WHAT IS EXPECTED: Down to the final line, print each entry exactly.

INPUT RECORDS:
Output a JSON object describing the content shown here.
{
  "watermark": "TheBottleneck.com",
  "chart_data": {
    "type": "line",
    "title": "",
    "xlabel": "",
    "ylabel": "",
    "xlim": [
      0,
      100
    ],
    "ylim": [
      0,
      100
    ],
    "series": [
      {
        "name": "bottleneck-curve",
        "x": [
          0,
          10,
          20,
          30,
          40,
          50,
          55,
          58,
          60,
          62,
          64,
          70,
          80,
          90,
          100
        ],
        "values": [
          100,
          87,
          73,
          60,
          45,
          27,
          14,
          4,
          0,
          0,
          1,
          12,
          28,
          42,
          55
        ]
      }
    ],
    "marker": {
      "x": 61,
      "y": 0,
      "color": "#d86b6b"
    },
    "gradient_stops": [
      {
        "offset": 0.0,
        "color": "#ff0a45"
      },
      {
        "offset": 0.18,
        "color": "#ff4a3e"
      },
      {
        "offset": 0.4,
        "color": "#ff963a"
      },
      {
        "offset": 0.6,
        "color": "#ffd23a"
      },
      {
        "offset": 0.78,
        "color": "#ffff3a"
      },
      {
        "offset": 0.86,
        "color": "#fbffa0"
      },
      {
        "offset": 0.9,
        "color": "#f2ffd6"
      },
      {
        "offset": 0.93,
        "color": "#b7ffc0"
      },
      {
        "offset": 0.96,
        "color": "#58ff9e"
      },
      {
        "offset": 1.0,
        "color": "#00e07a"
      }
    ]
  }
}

FINISHED TASK:
Output a JSON object describing the content shown here.
{
  "watermark": "TheBottleneck.com",
  "chart_data": {
    "type": "line",
    "title": "",
    "xlabel": "",
    "ylabel": "",
    "xlim": [
      0,
      100
    ],
    "ylim": [
      0,
      100
    ],
    "series": [
      {
        "name": "bottleneck-curve",
        "x": [
          0,
          10,
          20,
          30,
          40,
          50,
          55,
          58,
          60,
          62,
          64,
          70,
          80,
          90,
          100
        ],
        "values": [
          100,
          87,
          73,
          60,
          45,
          27,
          14,
          4,
          0,
          0,
          1,
          12,
          28,
          42,
          55
        ]
      }
    ],
    "marker": {
      "x": 61,
      "y": 0,
      "color": "#d86b6b"
    },
    "gradient_stops": [
      {
        "offset": 0.0,
        "color": "#ff0a45"
      },
      {
        "offset": 0.18,
        "color": "#ff4a3e"
      },
      {
        "offset": 0.4,
        "color": "#ff963a"
      },
      {
        "offset": 0.6,
        "color": "#ffd23a"
      },
      {
        "offset": 0.78,
        "color": "#ffff3a"
      },
      {
        "offset": 0.86,
        "color": "#fbffa0"
      },
      {
        "offset": 0.9,
        "color": "#f2ffd6"
      },
      {
        "offset": 0.93,
        "color": "#b7ffc0"
      },
      {
        "offset": 0.96,
        "color": "#58ff9e"
      },
      {
        "offset": 1.0,
        "color": "#00e07a"
      }
    ]
  }
}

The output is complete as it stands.